(Interface dataset entries)
###
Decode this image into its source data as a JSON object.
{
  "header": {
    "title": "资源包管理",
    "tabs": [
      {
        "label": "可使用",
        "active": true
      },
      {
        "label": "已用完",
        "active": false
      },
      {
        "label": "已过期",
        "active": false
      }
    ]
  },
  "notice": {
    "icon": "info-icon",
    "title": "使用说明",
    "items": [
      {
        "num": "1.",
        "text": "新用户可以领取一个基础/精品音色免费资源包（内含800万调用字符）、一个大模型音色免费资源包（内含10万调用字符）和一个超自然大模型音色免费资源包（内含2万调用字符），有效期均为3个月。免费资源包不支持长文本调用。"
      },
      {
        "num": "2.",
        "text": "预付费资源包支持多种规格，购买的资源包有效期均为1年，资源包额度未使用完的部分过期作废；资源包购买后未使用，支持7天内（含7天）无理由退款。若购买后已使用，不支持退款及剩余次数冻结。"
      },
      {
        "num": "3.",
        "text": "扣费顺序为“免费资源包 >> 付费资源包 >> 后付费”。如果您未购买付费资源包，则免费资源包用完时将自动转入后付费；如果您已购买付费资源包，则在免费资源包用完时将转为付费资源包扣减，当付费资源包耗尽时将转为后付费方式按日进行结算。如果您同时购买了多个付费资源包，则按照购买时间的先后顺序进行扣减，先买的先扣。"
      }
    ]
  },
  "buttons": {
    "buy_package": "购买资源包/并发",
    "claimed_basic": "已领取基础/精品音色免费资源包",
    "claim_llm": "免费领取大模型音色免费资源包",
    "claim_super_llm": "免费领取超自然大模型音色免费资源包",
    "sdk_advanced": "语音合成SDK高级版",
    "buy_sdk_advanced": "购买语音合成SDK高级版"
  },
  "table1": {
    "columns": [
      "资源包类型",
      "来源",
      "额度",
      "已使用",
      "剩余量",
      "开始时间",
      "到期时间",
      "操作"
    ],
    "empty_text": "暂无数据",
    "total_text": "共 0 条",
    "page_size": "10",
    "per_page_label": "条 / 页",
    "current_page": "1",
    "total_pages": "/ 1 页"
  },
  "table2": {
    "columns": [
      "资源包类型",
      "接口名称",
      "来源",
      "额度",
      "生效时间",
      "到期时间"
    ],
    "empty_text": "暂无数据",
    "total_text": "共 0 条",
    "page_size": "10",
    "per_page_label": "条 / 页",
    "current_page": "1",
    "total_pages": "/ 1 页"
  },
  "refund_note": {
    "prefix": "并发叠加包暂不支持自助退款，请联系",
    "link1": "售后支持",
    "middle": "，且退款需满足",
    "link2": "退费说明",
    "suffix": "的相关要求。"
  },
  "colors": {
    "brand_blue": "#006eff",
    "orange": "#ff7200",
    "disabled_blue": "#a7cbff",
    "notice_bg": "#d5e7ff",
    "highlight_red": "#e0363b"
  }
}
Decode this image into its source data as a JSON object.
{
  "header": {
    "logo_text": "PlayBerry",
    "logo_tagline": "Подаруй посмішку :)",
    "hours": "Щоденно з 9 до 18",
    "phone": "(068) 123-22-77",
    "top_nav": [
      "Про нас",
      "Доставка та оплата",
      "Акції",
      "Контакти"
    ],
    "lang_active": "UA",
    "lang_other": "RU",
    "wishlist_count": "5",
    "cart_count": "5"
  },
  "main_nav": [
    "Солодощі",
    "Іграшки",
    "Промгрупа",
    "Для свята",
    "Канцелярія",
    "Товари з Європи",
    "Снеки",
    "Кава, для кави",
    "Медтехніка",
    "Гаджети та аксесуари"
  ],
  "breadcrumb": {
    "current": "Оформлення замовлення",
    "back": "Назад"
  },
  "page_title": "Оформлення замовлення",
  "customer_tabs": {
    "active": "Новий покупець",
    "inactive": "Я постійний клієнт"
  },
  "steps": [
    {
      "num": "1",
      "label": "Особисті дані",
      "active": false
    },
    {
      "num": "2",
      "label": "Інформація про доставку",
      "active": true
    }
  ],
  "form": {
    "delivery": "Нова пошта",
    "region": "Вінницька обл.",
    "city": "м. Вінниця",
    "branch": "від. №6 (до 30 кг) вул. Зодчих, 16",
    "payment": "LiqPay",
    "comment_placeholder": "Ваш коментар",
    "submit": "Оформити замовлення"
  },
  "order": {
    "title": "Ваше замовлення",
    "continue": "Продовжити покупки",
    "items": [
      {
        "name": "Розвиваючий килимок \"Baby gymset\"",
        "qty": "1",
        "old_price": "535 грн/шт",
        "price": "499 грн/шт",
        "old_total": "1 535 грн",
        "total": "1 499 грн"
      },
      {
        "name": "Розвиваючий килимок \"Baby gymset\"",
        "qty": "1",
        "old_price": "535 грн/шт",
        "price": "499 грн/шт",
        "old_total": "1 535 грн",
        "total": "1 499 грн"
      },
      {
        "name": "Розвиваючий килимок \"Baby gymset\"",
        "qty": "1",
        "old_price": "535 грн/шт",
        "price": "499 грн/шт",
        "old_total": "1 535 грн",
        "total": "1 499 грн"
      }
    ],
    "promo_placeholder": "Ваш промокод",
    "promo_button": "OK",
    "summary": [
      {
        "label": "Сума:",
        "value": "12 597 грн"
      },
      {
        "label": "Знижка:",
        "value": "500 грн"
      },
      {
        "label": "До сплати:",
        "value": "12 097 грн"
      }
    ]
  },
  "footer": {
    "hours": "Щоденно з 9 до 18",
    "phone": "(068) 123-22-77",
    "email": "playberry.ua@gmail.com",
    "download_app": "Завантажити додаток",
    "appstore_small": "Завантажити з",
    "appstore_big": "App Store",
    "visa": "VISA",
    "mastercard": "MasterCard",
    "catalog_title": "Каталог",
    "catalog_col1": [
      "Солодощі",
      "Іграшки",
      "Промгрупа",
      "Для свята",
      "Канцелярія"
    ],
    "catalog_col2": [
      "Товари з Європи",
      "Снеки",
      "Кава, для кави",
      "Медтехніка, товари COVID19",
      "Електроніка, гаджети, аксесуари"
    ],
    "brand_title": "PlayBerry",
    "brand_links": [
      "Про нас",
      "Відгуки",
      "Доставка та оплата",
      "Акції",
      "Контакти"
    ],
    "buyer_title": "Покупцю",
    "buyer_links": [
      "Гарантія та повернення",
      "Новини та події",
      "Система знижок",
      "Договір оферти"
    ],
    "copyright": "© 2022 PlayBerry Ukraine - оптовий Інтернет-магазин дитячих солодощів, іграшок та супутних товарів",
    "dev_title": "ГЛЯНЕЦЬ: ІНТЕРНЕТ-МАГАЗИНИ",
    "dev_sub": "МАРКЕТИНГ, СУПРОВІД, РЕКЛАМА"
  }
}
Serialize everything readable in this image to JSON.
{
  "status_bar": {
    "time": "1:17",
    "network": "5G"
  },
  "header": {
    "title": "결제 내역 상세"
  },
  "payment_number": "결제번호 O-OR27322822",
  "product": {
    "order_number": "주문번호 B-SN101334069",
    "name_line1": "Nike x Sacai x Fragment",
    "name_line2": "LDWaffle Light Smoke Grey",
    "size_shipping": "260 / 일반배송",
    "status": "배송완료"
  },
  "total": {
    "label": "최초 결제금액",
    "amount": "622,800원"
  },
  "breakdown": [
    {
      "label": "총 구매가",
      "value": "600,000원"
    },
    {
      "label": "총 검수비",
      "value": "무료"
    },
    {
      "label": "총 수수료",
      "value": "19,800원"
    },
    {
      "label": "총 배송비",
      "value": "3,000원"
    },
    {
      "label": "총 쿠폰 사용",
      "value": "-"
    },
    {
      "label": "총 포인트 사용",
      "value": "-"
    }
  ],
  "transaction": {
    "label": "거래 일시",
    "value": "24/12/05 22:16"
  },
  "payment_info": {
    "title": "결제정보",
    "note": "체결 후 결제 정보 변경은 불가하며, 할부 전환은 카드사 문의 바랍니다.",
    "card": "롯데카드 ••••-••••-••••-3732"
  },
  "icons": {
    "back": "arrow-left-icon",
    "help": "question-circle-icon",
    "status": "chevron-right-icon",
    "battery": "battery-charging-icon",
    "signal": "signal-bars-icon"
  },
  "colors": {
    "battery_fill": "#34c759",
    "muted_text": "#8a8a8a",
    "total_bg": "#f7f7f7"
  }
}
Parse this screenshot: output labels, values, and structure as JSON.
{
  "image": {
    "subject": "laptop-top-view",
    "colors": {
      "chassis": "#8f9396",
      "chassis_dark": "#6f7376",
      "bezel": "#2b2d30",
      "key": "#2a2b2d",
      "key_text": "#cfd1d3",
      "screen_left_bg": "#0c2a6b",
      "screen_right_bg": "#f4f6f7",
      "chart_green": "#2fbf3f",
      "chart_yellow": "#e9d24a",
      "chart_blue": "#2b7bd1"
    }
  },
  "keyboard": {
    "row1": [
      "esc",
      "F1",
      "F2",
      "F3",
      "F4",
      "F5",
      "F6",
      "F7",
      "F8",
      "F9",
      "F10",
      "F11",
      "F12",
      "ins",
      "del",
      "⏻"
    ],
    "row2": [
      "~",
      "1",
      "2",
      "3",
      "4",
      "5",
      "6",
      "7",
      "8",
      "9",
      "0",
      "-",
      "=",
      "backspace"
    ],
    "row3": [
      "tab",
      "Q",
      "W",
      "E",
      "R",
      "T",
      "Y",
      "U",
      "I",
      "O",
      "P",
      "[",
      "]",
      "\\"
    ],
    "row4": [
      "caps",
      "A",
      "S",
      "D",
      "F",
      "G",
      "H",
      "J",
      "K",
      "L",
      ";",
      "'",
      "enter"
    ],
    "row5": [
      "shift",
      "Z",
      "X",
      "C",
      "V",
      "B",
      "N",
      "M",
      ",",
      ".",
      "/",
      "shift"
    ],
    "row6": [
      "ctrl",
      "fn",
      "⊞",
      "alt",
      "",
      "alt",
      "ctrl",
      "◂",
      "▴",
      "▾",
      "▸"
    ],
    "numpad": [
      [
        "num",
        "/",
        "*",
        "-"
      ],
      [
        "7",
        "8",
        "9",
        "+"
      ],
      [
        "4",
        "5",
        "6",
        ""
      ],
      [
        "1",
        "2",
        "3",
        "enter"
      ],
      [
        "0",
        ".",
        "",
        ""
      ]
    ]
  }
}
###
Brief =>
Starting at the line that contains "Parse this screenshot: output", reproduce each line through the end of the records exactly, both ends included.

Completed task =>
Parse this screenshot: output labels, values, and structure as JSON.
{
  "image": {
    "subject": "laptop-top-view",
    "colors": {
      "chassis": "#8f9396",
      "chassis_dark": "#6f7376",
      "bezel": "#2b2d30",
      "key": "#2a2b2d",
      "key_text": "#cfd1d3",
      "screen_left_bg": "#0c2a6b",
      "screen_right_bg": "#f4f6f7",
      "chart_green": "#2fbf3f",
      "chart_yellow": "#e9d24a",
      "chart_blue": "#2b7bd1"
    }
  },
  "keyboard": {
    "row1": [
      "esc",
      "F1",
      "F2",
      "F3",
      "F4",
      "F5",
      "F6",
      "F7",
      "F8",
      "F9",
      "F10",
      "F11",
      "F12",
      "ins",
      "del",
      "⏻"
    ],
    "row2": [
      "~",
      "1",
      "2",
      "3",
      "4",
      "5",
      "6",
      "7",
      "8",
      "9",
      "0",
      "-",
      "=",
      "backspace"
    ],
    "row3": [
      "tab",
      "Q",
      "W",
      "E",
      "R",
      "T",
      "Y",
      "U",
      "I",
      "O",
      "P",
      "[",
      "]",
      "\\"
    ],
    "row4": [
      "caps",
      "A",
      "S",
      "D",
      "F",
      "G",
      "H",
      "J",
      "K",
      "L",
      ";",
      "'",
      "enter"
    ],
    "row5": [
      "shift",
      "Z",
      "X",
      "C",
      "V",
      "B",
      "N",
      "M",
      ",",
      ".",
      "/",
      "shift"
    ],
    "row6": [
      "ctrl",
      "fn",
      "⊞",
      "alt",
      "",
      "alt",
      "ctrl",
      "◂",
      "▴",
      "▾",
      "▸"
    ],
    "numpad": [
      [
        "num",
        "/",
        "*",
        "-"
      ],
      [
        "7",
        "8",
        "9",
        "+"
      ],
      [
        "4",
        "5",
        "6",
        ""
      ],
      [
        "1",
        "2",
        "3",
        "enter"
      ],
      [
        "0",
        ".",
        "",
        ""
      ]
    ]
  }
}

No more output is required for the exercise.